● Exercise instructions
Among the lines below, some may hold the word "Channels"; state how many do, giving only the number.

········

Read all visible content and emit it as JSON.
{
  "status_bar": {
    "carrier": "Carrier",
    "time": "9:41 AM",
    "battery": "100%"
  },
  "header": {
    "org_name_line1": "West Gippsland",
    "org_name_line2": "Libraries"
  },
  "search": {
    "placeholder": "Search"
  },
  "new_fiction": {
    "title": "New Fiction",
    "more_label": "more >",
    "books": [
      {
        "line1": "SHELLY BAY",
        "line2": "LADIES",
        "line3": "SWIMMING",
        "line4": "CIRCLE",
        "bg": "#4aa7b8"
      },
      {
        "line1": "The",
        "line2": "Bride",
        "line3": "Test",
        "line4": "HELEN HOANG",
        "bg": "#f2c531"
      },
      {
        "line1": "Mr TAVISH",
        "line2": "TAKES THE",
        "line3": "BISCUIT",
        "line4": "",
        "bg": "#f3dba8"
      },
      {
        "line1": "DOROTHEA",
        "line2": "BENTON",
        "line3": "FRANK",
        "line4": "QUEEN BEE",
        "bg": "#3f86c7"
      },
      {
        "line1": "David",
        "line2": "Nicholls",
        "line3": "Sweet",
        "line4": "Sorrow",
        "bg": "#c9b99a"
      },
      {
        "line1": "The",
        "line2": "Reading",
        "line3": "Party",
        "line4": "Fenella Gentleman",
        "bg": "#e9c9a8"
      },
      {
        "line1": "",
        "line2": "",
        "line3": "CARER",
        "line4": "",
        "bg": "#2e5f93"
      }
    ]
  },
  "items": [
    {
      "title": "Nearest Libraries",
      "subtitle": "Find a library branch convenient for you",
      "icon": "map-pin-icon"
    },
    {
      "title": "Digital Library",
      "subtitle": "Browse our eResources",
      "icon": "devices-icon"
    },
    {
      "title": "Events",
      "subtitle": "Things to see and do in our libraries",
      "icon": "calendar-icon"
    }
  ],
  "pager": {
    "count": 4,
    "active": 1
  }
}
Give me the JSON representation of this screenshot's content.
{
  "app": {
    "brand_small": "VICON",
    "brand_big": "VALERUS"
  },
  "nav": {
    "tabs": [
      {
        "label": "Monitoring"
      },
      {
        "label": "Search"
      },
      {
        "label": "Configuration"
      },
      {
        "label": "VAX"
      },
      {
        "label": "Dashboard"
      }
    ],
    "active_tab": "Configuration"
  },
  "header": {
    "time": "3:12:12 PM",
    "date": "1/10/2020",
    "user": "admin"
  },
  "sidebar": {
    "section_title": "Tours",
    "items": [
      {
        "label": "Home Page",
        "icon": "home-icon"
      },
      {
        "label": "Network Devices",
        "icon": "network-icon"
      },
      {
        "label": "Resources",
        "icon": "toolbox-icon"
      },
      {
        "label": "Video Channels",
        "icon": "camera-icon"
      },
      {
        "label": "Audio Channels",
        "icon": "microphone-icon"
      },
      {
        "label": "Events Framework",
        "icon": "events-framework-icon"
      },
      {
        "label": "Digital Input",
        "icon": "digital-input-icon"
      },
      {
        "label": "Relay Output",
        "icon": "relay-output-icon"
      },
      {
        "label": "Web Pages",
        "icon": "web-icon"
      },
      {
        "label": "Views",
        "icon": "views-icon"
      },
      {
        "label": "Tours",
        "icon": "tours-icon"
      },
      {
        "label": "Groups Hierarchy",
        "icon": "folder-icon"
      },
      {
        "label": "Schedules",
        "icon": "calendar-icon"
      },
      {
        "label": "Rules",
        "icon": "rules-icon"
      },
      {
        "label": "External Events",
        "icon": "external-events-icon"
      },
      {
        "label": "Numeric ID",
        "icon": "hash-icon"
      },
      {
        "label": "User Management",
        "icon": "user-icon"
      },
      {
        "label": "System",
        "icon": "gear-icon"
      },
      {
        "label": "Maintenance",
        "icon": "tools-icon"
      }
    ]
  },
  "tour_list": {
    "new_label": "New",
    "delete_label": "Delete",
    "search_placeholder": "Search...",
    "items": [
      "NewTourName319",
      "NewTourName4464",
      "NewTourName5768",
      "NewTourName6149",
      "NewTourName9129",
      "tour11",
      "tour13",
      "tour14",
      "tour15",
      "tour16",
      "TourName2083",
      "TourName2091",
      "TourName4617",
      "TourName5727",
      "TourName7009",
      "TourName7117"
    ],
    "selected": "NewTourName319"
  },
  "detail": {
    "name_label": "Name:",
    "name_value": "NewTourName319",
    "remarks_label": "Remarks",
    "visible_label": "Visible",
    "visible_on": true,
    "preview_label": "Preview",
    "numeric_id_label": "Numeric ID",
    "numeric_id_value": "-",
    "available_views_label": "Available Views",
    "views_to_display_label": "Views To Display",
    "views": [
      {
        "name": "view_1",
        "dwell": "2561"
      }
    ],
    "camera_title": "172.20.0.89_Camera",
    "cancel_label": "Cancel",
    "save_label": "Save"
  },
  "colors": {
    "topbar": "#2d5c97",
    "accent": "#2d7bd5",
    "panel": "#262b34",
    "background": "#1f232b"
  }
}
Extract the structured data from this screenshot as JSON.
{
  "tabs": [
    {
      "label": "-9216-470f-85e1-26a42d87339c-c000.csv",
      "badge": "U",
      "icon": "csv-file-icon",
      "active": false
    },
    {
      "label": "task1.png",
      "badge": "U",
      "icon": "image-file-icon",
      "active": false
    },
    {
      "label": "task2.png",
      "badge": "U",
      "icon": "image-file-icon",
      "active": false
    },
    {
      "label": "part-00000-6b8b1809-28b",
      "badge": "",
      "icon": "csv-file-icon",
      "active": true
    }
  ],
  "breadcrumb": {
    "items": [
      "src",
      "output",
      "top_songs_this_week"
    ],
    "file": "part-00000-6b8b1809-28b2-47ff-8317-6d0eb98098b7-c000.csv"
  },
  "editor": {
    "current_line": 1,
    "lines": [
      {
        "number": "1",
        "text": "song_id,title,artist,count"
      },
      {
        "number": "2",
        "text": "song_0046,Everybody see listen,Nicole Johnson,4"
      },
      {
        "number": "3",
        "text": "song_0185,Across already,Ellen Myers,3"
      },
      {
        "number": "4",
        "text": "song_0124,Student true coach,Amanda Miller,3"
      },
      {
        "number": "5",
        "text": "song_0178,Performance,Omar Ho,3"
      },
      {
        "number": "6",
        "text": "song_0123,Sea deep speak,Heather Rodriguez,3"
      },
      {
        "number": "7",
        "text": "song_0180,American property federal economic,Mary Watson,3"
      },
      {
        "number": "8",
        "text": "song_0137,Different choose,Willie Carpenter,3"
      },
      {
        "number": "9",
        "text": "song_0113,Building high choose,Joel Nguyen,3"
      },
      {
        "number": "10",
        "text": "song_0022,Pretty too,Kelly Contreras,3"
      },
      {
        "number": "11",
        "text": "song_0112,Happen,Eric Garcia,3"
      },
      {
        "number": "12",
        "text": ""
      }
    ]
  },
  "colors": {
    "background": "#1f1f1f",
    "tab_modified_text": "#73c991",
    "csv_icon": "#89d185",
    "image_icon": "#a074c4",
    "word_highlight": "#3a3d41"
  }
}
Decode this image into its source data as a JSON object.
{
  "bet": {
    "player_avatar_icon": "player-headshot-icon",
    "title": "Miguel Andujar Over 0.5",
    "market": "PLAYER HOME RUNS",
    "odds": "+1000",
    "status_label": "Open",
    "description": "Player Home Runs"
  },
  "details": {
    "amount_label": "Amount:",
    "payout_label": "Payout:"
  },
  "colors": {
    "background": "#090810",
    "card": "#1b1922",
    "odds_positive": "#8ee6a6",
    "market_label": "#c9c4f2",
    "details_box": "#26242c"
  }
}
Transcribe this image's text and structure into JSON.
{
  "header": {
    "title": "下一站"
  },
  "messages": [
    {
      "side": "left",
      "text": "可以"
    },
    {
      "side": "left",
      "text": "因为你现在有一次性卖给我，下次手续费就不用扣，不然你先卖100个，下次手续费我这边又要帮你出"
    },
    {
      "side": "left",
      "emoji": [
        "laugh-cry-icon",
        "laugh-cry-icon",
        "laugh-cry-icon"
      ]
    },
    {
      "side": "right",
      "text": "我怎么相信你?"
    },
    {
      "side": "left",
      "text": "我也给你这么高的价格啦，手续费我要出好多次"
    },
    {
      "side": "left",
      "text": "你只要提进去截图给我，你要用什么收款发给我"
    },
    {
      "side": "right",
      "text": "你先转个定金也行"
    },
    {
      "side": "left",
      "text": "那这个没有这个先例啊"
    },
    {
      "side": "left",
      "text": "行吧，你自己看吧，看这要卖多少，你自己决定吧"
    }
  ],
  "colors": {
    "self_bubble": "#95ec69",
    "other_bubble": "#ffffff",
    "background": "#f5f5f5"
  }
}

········

● The completed task
2